_REQUIRED ACTION_. Report each line from the entries in which "title" can be found.

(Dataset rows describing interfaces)
_ _ _

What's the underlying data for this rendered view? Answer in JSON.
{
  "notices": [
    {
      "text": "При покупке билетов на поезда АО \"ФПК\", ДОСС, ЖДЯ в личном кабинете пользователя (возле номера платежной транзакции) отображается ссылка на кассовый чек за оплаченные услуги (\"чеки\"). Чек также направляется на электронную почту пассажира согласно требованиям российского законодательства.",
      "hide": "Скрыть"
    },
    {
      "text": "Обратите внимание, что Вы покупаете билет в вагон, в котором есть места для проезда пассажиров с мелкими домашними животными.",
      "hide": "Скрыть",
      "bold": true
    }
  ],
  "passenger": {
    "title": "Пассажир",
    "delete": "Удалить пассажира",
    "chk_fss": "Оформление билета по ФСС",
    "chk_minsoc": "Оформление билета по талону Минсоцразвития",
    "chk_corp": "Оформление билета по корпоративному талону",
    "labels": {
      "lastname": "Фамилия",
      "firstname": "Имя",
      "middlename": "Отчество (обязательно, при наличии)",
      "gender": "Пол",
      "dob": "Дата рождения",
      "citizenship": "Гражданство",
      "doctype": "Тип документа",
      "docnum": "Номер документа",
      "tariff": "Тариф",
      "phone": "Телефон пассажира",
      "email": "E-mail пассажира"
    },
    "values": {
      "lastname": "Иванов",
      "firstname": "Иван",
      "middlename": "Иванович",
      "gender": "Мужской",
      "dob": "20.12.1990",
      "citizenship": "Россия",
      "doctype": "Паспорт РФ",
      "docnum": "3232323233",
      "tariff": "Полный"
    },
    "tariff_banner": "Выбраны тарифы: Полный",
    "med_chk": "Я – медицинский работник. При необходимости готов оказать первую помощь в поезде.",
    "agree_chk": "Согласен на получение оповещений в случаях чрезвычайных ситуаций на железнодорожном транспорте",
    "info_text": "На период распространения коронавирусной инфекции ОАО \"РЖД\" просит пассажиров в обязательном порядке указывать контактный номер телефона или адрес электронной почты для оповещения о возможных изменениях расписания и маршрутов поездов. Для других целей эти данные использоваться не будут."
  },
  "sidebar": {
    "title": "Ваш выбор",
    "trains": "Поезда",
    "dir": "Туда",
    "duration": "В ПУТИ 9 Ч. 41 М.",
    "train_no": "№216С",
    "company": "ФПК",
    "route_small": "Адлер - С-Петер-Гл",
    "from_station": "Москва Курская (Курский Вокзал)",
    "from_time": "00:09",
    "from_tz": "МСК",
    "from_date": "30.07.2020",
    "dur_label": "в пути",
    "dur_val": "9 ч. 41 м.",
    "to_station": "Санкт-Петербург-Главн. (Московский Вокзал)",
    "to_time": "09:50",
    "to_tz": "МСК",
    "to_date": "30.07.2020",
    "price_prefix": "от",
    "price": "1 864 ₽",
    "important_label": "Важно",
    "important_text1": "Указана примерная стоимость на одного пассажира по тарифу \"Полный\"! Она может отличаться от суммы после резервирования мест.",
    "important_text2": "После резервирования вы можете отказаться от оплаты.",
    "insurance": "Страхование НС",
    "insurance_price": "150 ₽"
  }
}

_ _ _

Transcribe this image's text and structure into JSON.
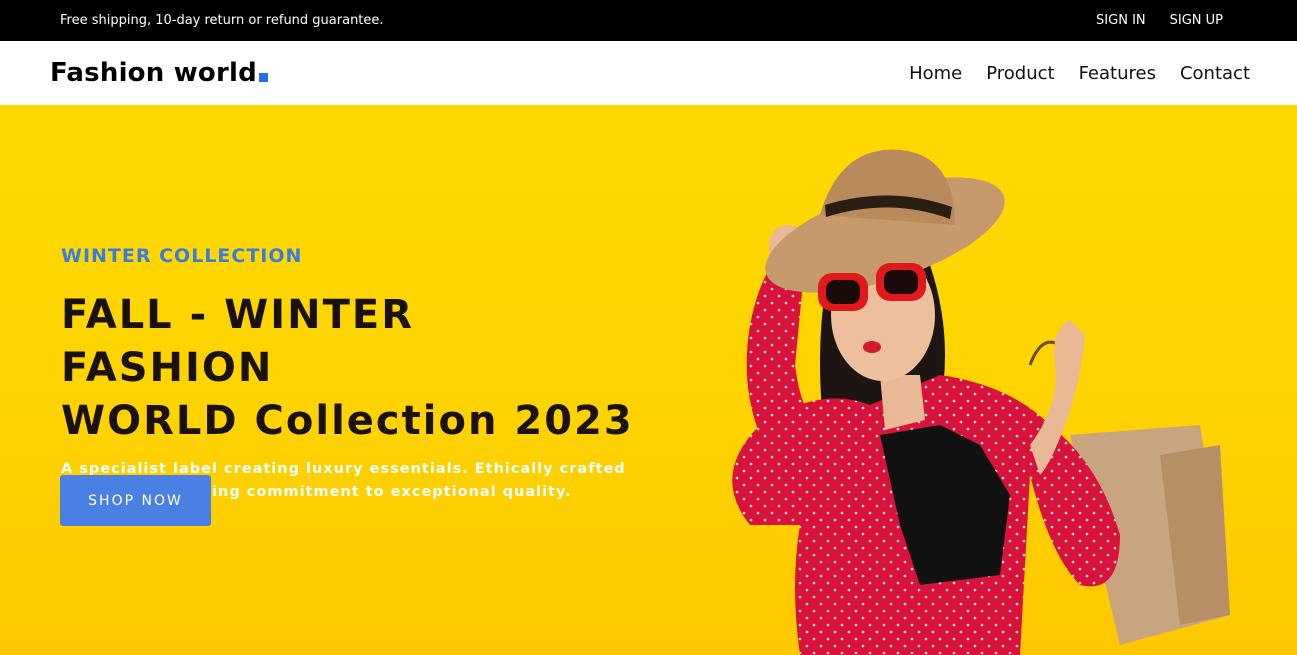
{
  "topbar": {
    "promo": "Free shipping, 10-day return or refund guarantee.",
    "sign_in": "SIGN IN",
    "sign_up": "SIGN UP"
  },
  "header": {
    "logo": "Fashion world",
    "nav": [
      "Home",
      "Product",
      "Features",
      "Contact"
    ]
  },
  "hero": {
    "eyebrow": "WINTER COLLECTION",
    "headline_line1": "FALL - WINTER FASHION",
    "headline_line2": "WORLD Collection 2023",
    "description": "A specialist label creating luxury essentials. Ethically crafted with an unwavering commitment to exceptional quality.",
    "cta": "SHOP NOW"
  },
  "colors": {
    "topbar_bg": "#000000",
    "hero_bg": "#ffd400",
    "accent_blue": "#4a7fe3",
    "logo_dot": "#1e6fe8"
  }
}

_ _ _

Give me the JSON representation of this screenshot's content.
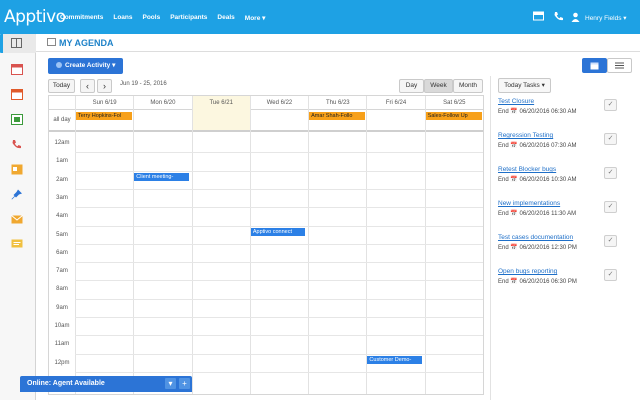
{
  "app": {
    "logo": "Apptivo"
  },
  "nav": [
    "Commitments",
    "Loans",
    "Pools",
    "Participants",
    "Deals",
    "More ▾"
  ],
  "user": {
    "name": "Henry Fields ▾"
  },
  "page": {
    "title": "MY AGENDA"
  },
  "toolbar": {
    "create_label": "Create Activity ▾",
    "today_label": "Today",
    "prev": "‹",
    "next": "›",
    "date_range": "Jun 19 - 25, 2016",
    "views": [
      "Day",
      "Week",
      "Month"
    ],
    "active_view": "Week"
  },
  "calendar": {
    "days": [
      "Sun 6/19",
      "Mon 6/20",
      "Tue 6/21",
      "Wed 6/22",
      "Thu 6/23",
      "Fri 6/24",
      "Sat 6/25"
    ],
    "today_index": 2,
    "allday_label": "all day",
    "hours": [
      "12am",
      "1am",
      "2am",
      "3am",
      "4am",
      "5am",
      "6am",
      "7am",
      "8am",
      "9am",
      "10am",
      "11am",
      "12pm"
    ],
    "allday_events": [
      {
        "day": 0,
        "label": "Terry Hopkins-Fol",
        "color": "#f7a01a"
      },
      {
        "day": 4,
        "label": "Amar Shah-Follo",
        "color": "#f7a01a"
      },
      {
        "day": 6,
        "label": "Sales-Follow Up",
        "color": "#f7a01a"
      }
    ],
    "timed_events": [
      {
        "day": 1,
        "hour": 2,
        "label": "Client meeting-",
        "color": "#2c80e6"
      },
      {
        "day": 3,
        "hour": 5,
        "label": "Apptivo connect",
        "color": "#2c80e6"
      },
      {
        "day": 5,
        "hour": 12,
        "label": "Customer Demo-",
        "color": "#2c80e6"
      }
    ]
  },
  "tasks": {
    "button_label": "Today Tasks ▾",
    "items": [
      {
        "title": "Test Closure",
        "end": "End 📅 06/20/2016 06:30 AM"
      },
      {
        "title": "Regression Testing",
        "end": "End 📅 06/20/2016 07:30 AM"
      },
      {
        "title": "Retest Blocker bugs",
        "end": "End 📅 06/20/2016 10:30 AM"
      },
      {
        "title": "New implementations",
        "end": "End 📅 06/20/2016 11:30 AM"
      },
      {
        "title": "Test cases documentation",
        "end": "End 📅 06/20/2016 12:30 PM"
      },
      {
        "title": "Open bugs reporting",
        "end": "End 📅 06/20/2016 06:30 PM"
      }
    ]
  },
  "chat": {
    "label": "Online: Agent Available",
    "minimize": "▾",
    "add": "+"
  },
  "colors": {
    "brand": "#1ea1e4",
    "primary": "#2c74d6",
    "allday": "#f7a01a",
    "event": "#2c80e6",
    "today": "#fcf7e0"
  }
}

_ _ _

_RESPONSE BOX_.
    "title": "Пассажир",
    "title": "Ваш выбор",
    "title": "MY AGENDA"
        "title": "Test Closure",
        "title": "Regression Testing",
        "title": "Retest Blocker bugs",
        "title": "New implementations",
        "title": "Test cases documentation",
        "title": "Open bugs reporting",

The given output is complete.